If a line in the data below contains the word "from", copy it out.

------ DATASET RECORDS

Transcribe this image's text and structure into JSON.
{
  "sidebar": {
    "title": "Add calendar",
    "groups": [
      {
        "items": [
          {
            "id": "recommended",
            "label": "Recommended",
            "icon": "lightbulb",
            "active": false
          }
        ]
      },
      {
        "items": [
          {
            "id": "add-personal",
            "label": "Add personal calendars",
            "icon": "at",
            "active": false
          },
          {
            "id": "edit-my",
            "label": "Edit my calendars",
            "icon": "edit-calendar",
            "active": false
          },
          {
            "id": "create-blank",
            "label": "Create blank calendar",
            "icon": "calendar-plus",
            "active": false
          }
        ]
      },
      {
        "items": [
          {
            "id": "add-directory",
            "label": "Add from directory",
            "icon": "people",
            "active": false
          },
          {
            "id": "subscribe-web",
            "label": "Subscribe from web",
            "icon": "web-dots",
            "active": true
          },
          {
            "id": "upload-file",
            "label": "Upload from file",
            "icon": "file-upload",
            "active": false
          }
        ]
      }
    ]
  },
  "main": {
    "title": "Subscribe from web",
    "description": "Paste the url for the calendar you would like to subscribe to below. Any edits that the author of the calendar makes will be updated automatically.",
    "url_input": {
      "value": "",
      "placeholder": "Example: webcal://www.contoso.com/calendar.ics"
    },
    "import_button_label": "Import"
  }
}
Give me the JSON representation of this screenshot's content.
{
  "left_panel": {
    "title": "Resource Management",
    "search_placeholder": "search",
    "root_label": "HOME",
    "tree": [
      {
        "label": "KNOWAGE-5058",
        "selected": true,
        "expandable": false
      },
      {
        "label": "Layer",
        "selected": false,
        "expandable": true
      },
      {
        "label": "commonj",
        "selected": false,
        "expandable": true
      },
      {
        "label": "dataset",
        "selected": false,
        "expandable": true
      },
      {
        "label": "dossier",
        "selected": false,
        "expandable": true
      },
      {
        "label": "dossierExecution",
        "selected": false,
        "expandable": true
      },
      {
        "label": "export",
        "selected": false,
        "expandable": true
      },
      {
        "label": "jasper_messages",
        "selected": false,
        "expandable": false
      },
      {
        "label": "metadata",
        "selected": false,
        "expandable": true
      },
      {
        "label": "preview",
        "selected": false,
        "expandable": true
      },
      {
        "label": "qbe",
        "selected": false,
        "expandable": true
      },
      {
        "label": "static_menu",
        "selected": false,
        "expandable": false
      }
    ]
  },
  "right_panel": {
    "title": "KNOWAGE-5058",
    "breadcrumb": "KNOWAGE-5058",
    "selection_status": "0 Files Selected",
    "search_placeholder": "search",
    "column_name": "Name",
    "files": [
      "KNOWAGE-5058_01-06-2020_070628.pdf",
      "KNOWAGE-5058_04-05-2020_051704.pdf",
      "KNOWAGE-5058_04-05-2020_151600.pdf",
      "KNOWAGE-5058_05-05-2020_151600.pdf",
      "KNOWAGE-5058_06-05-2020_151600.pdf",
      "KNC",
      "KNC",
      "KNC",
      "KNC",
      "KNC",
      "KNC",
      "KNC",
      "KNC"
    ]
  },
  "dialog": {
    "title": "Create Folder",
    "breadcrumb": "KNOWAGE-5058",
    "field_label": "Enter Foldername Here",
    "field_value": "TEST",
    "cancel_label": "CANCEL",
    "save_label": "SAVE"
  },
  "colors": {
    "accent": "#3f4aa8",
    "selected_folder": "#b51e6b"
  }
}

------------

EXERCISE RESULT:
            "label": "Add from directory",
            "label": "Subscribe from web",
            "label": "Upload from file",
    "title": "Subscribe from web",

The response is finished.